Consistent performance has been one of the long-term traits of Altria Group (NYSE:MO) stock, as the tobacco giant's shares have continued their slow but steady march higher even in the face of challenging conditions throughout the industry. Coming into this morning's third-quarter earnings report, Altria investors wondered whether the company could keep sustaining its profit growth despite challenges in keeping sales up. But Altria's report reassured nervous investors, as the cigarette seller produced better earnings per share figures than they had expected despite a small drop in sales. Let's take a closer look at Altria's most recent earnings to see what we can glean from the company's financials.
Making the most of less
Altria's third-quarter results show just how hard the company has worked to make the most of its opportunities in a tough market environment for tobacco. Revenue for the quarter actually dropped 0.9%, but Altria was able to overcome those headwinds to produce a slight gain in net income. With the benefit of a lower share count due to Altria's stock repurchase program, earnings per share came in at $0.71, up a penny from year-ago levels. Even after adjusting for some one-time items, Altria's earnings per share were better than most investors had expected.
Looking at Altria's various segments, similar trends continued that investors have seen in past quarters. Cigarette volumes fell 2.8%, as unit sales of discount cigarettes grew at the expense of Marlboro and other premium cigarette brands. But an increase in pricing for its cigarette products outweighed the unit-sales headwinds, leading to a 1% rise in net revenue and a similar rise in operating company income after allowing for a one-time adjustment in the previous year in connection with disputes with nonparticipating manufacturers. Better prices also boosted margins for the segment, which came in up 2.5 percentage points from 2013 levels.

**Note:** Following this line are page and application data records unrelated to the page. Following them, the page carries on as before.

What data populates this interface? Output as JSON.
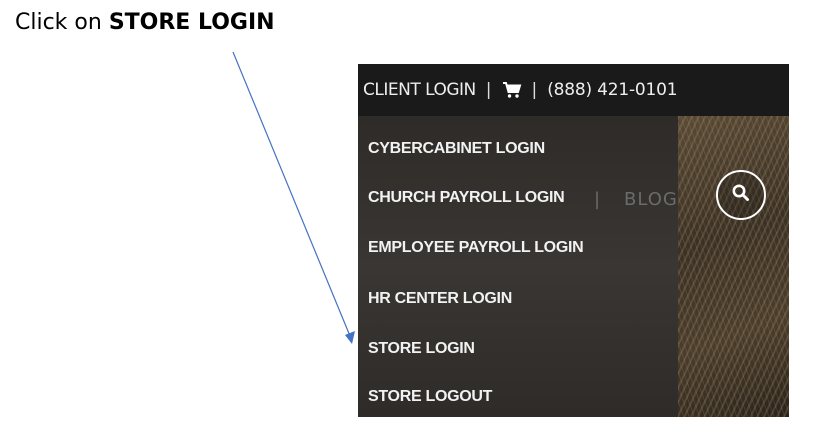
{
  "instruction": {
    "prefix": "Click on ",
    "target": "STORE LOGIN"
  },
  "topbar": {
    "client_login": "CLIENT LOGIN",
    "separator": "|",
    "cart_icon": "shopping-cart-icon",
    "phone": "(888) 421-0101"
  },
  "background_nav": {
    "pipe": "|",
    "blog": "BLOG"
  },
  "search": {
    "icon": "search-icon"
  },
  "dropdown": {
    "items": [
      {
        "label": "CYBERCABINET LOGIN"
      },
      {
        "label": "CHURCH PAYROLL LOGIN"
      },
      {
        "label": "EMPLOYEE PAYROLL LOGIN"
      },
      {
        "label": "HR CENTER LOGIN"
      },
      {
        "label": "STORE LOGIN"
      },
      {
        "label": "STORE LOGOUT"
      }
    ]
  },
  "colors": {
    "arrow": "#4472C4",
    "topbar_bg": "#1a1a1a",
    "dropdown_text": "#f2f2f2"
  }
}
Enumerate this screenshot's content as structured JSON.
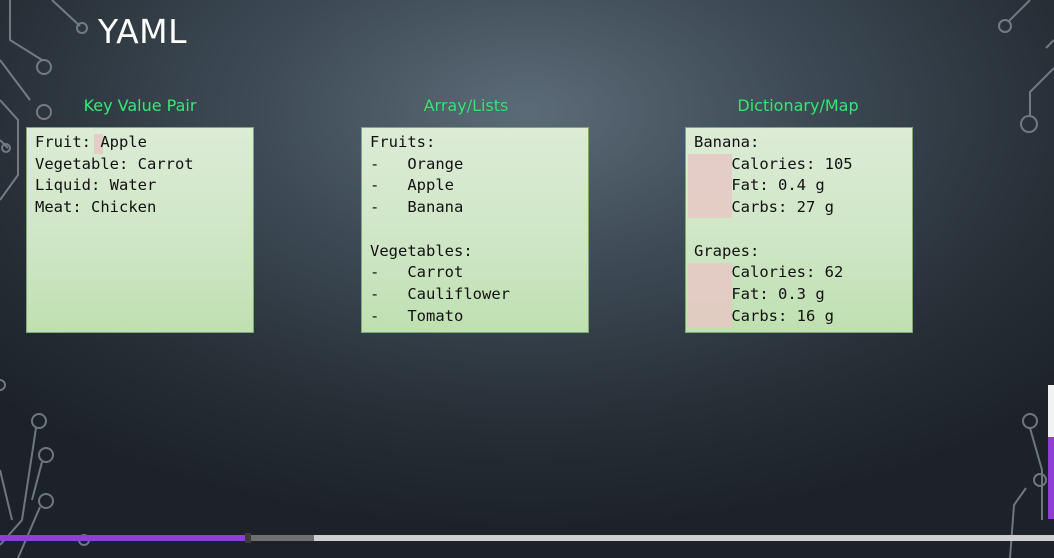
{
  "slide": {
    "title": "YAML"
  },
  "sections": [
    {
      "heading": "Key Value Pair",
      "lines": [
        "Fruit: Apple",
        "Vegetable: Carrot",
        "Liquid: Water",
        "Meat: Chicken",
        "",
        "",
        "",
        "",
        ""
      ]
    },
    {
      "heading": "Array/Lists",
      "lines": [
        "Fruits:",
        "-   Orange",
        "-   Apple",
        "-   Banana",
        "",
        "Vegetables:",
        "-   Carrot",
        "-   Cauliflower",
        "-   Tomato"
      ]
    },
    {
      "heading": "Dictionary/Map",
      "lines": [
        "Banana:",
        "    Calories: 105",
        "    Fat: 0.4 g",
        "    Carbs: 27 g",
        "",
        "Grapes:",
        "    Calories: 62",
        "    Fat: 0.3 g",
        "    Carbs: 16 g"
      ]
    }
  ],
  "player": {
    "progress_fraction": 0.235,
    "buffered_fraction": 0.298
  },
  "colors": {
    "heading": "#3ee07a",
    "box_fill": "#d4e9cc",
    "highlight": "#e6c8c4",
    "accent": "#8f3fd6"
  }
}
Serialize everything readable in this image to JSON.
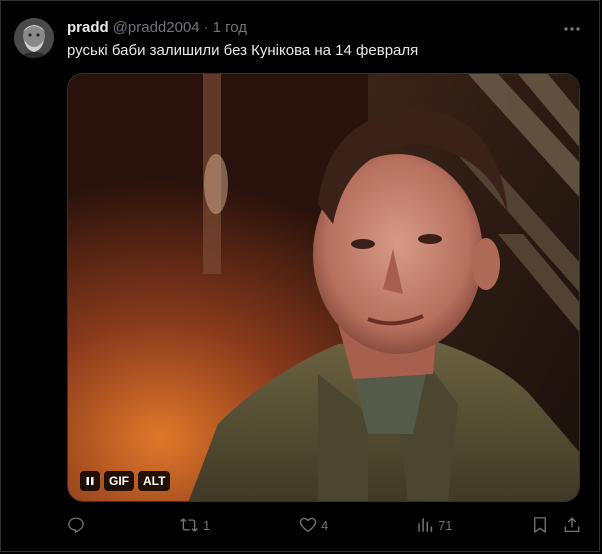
{
  "tweet": {
    "author_name": "pradd",
    "handle": "@pradd2004",
    "separator": "·",
    "time": "1 год",
    "text": "руські баби залишили без Кунікова на 14 февраля"
  },
  "media": {
    "type": "gif",
    "badges": {
      "gif_label": "GIF",
      "alt_label": "ALT"
    }
  },
  "actions": {
    "replies": "",
    "retweets": "1",
    "likes": "4",
    "views": "71"
  },
  "colors": {
    "background": "#000000",
    "text_primary": "#e7e9ea",
    "text_secondary": "#71767b",
    "border": "#2f3336"
  },
  "icons": [
    "more-icon",
    "reply-icon",
    "retweet-icon",
    "like-icon",
    "views-icon",
    "bookmark-icon",
    "share-icon",
    "pause-icon"
  ]
}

But the headline numbers for the smokeless products segment showed surprising weakness during the third quarter. Revenue fell almost 4%, and despite higher pricing and lower costs, operating company income for the segment gained just 0.7% on an adjusted basis. Higher promotional spending and a 4.1% drop in shipment volumes for Altria's key Copenhagen and Skoal smokeless brands contributed to the poor results. Yet when you adjust for the fact that the quarter had was shorter by one week for shipment purposes, Altria argues that volume actually grew 2.5% in the third quarter.
Finally, Altria's other categories showed considerable strength. The wine segment saw sales jump 3.4%, pushing operating company income higher by more than 10%. Altria also cited the company's investment in SABMiller as providing support for its overall earnings growth.
Staying ahead of the crowd
Even though Altria is dealing with tough conditions in the tobacco market, it's doing a better job than the overall industry in holding onto its customers' loyalty. Market share among its key products remains strong, with its smokeless division seeing total market share of 55.4%, up 0.3 percentage points from year-earlier figures. In the cigarette realm, Marlboro posted a 0.1 point increase to 43.8%, and overall cigarette market share moved up to 50.9% on the strength of gains in the discount arena.
As a result, Altria reiterated its full-year 2014 earnings guidance, with the company projecting earnings of between $2.54 and $2.59 per share. That's perfectly in line with what investors largely expect to see from the tobacco giant, as Altria believes that the fourth quarter will show stronger earnings-per-share growth due to lower effective tax rates and lower costs for its smokeable products segment.
The question that Altria has to answer is how much it can count on ongoing price increases to offset the inexorable decline in cigarette volume that has plagued the industry for years. Some investors hope that the merger of Reynolds American (NYSE:RAI) and Lorillard (UNKNOWN:LO.DL) will improve pricing power among major tobacco companies by limiting competition, especially as the deal will essentially create a duopoly in the U.S. cigarette market.
For now, though, Altria's results show that the tobacco giant's strategy for dealing with adverse conditions in tobacco is still working. As long as Altria maintains its ability to set prices while maintaining its market share, then investors can expect more dividend increases like the 8.3% increase it made early in the quarter.